Josiah’s Coffeehouse Cafe uses artisanal producers for its bread, pasta, coffee and tea.
The coffee is from a Seattle micro-roaster called Caffe Vita.
“They are an incredible company working to roast beans to perfection,” owner Steve Hildebrand said. “Their coffee beans produce coffee that is rich, full-bodied but never bitter – a unique attribute in the coffee business.”
The teas are from Maryland-based Paromi Teas, which Hilldebrand said “steep to perfection.”
He also carries pastas from Artisan Italian from Alcester, Iowa, poblano peppers from Nikki’s Mexican Grocery on East Eighth Street and bread from new-to-the-neighborhood Breadico, which Hildebrand calls “the best breads I have ever had.”
Providing fresh, locally grown ingredients also continues to gain importance to restaurants.
Carnaval Brazilian Grill has taken the concept to whole new level. When the restaurant added a four-season room recently, a 16-foot wall of herbs was part of the design. Fifteen herb varieties including fresh basil, mint and pineapple sage, and strawberries are just some of the 400 plants.
General manager Todd Burns said he is proud of the vertical garden. Not only does it utilize a big wall, but it adds a unique fragrance.
He got the idea after attending food shows where hydroponic systems were displayed.

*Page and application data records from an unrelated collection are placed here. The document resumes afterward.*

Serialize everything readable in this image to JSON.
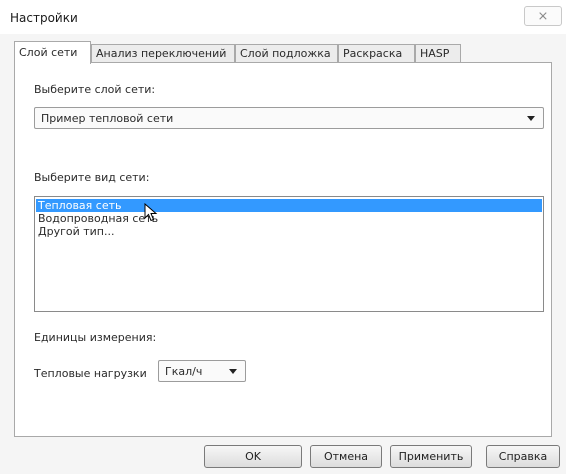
{
  "window": {
    "title": "Настройки",
    "close_symbol": "⨯"
  },
  "tabs": [
    {
      "label": "Слой сети",
      "active": true
    },
    {
      "label": "Анализ переключений",
      "active": false
    },
    {
      "label": "Слой подложка",
      "active": false
    },
    {
      "label": "Раскраска",
      "active": false
    },
    {
      "label": "HASP",
      "active": false
    }
  ],
  "network_layer": {
    "label": "Выберите слой сети:",
    "selected": "Пример тепловой сети"
  },
  "network_type": {
    "label": "Выберите вид сети:",
    "options": [
      "Тепловая сеть",
      "Водопроводная сеть",
      "Другой тип..."
    ],
    "selected_index": 0
  },
  "units": {
    "section_label": "Единицы измерения:",
    "heat_loads_label": "Тепловые нагрузки",
    "heat_loads_value": "Гкал/ч"
  },
  "buttons": {
    "ok": "OK",
    "cancel": "Отмена",
    "apply": "Применить",
    "help": "Справка"
  },
  "colors": {
    "selection": "#3399ff",
    "panel": "#ffffff",
    "chrome": "#f5f5f5"
  }
}
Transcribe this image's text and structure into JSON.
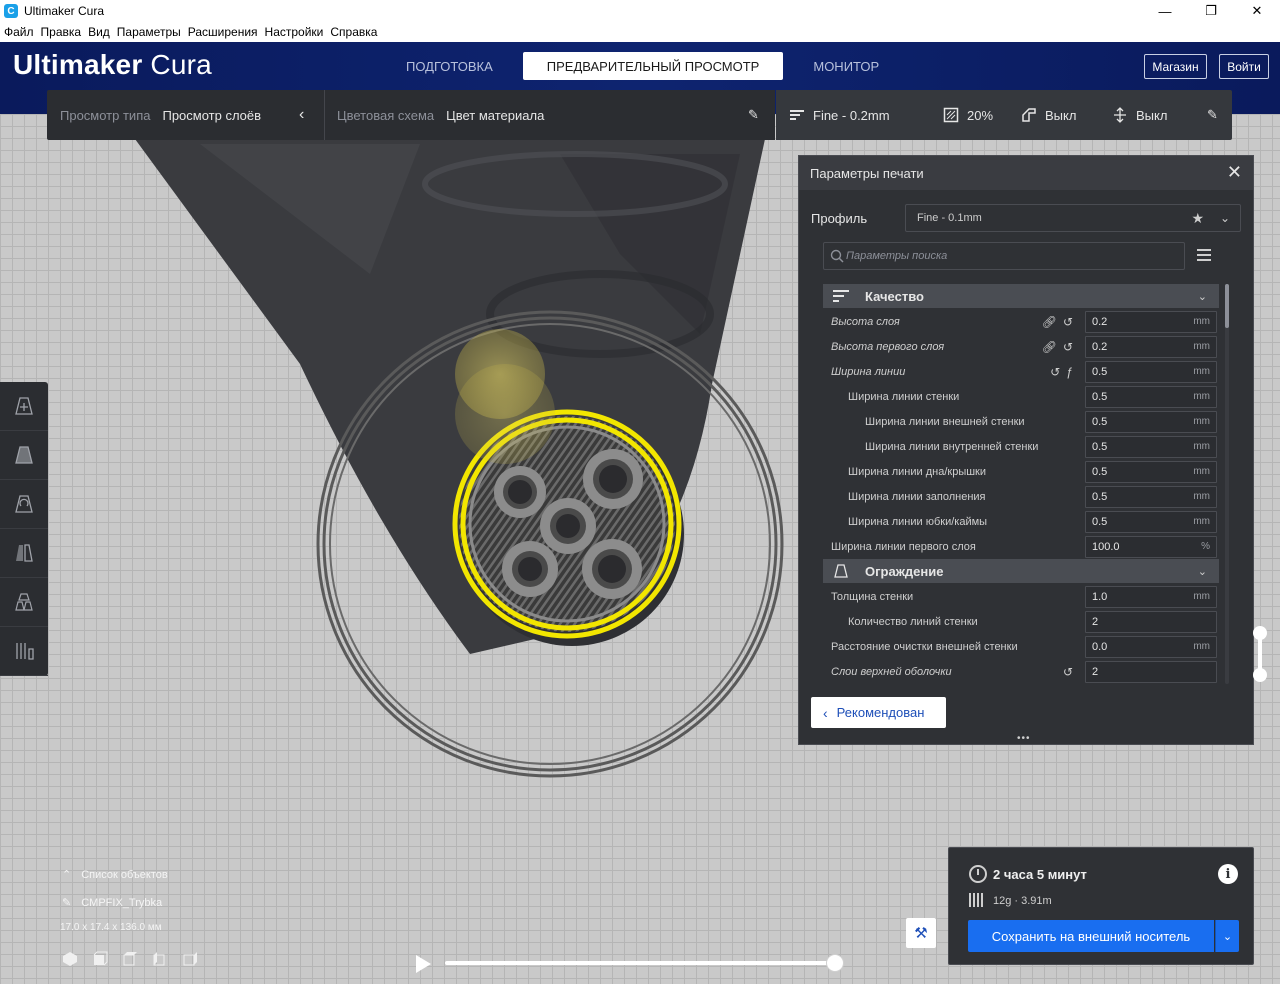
{
  "window": {
    "title": "Ultimaker Cura",
    "controls": [
      "—",
      "❐",
      "✕"
    ]
  },
  "menu": [
    "Файл",
    "Правка",
    "Вид",
    "Параметры",
    "Расширения",
    "Настройки",
    "Справка"
  ],
  "header": {
    "logo_bold": "Ultimaker",
    "logo_light": " Cura",
    "tabs": [
      "ПОДГОТОВКА",
      "ПРЕДВАРИТЕЛЬНЫЙ ПРОСМОТР",
      "МОНИТОР"
    ],
    "active_tab": "ПРЕДВАРИТЕЛЬНЫЙ ПРОСМОТР",
    "marketplace": "Магазин",
    "signin": "Войти"
  },
  "viewbar": {
    "view_type_label": "Просмотр типа",
    "view_type_value": "Просмотр слоёв",
    "color_scheme_label": "Цветовая схема",
    "color_scheme_value": "Цвет материала"
  },
  "settingsbar": {
    "profile": "Fine - 0.2mm",
    "infill": "20%",
    "support": "Выкл",
    "adhesion": "Выкл"
  },
  "panel": {
    "title": "Параметры печати",
    "profile_label": "Профиль",
    "profile_value": "Fine - 0.1mm",
    "search_placeholder": "Параметры поиска",
    "categories": [
      {
        "name": "Качество",
        "settings": [
          {
            "name": "Высота слоя",
            "italic": true,
            "indent": 0,
            "value": "0.2",
            "unit": "mm",
            "link": true,
            "reset": true,
            "func": false
          },
          {
            "name": "Высота первого слоя",
            "italic": true,
            "indent": 0,
            "value": "0.2",
            "unit": "mm",
            "link": true,
            "reset": true,
            "func": false
          },
          {
            "name": "Ширина линии",
            "italic": true,
            "indent": 0,
            "value": "0.5",
            "unit": "mm",
            "link": false,
            "reset": true,
            "func": true
          },
          {
            "name": "Ширина линии стенки",
            "italic": false,
            "indent": 1,
            "value": "0.5",
            "unit": "mm"
          },
          {
            "name": "Ширина линии внешней стенки",
            "italic": false,
            "indent": 2,
            "value": "0.5",
            "unit": "mm"
          },
          {
            "name": "Ширина линии внутренней стенки",
            "italic": false,
            "indent": 2,
            "value": "0.5",
            "unit": "mm"
          },
          {
            "name": "Ширина линии дна/крышки",
            "italic": false,
            "indent": 1,
            "value": "0.5",
            "unit": "mm"
          },
          {
            "name": "Ширина линии заполнения",
            "italic": false,
            "indent": 1,
            "value": "0.5",
            "unit": "mm"
          },
          {
            "name": "Ширина линии юбки/каймы",
            "italic": false,
            "indent": 1,
            "value": "0.5",
            "unit": "mm"
          },
          {
            "name": "Ширина линии первого слоя",
            "italic": false,
            "indent": 0,
            "value": "100.0",
            "unit": "%"
          }
        ]
      },
      {
        "name": "Ограждение",
        "settings": [
          {
            "name": "Толщина стенки",
            "italic": false,
            "indent": 0,
            "value": "1.0",
            "unit": "mm"
          },
          {
            "name": "Количество линий стенки",
            "italic": false,
            "indent": 1,
            "value": "2",
            "unit": ""
          },
          {
            "name": "Расстояние очистки внешней стенки",
            "italic": false,
            "indent": 0,
            "value": "0.0",
            "unit": "mm"
          },
          {
            "name": "Слои верхней оболочки",
            "italic": true,
            "indent": 0,
            "value": "2",
            "unit": "",
            "reset": true
          }
        ]
      }
    ],
    "recommended_button": "Рекомендован"
  },
  "objects": {
    "list_label": "Список объектов",
    "object_name": "CMPFIX_Trybka",
    "dimensions": "17.0 x 17.4 x 136.0 мм"
  },
  "output": {
    "print_time": "2 часа 5 минут",
    "material": "12g · 3.91m",
    "save_button": "Сохранить на внешний носитель"
  },
  "colors": {
    "header_bg": "#0e2470",
    "accent_blue": "#196ef0",
    "panel_bg": "#2f3135",
    "layer_yellow": "#f2e600"
  }
}
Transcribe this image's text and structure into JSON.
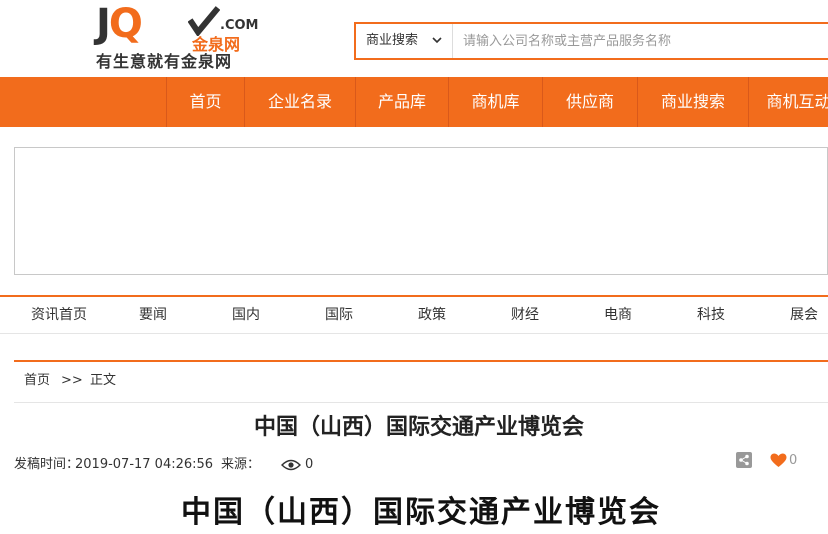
{
  "logo": {
    "letters_j": "J",
    "letters_q": "Q",
    "com": ".COM",
    "cn_name": "金泉网",
    "slogan": "有生意就有金泉网"
  },
  "search": {
    "type_label": "商业搜索",
    "placeholder": "请输入公司名称或主营产品服务名称"
  },
  "main_nav": [
    {
      "label": "首页"
    },
    {
      "label": "企业名录"
    },
    {
      "label": "产品库"
    },
    {
      "label": "商机库"
    },
    {
      "label": "供应商"
    },
    {
      "label": "商业搜索"
    },
    {
      "label": "商机互动"
    }
  ],
  "sub_nav": [
    {
      "label": "资讯首页"
    },
    {
      "label": "要闻"
    },
    {
      "label": "国内"
    },
    {
      "label": "国际"
    },
    {
      "label": "政策"
    },
    {
      "label": "财经"
    },
    {
      "label": "电商"
    },
    {
      "label": "科技"
    },
    {
      "label": "展会"
    }
  ],
  "breadcrumb": {
    "home": "首页",
    "sep": ">>",
    "current": "正文"
  },
  "article": {
    "title": "中国（山西）国际交通产业博览会",
    "published_label": "发稿时间：",
    "published": "2019-07-17 04:26:56",
    "source_label": "来源：",
    "views": "0",
    "likes": "0",
    "body_heading": "中国（山西）国际交通产业博览会"
  },
  "colors": {
    "accent": "#f26c1c",
    "like": "#f26c1c"
  }
}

“The garden is a learning process,” Burns said. “But it has been a unique way to have fresh, sustainable herbs and produce at our fingertips for drinks and food. What is better than fresh-picked mint for mojitos?”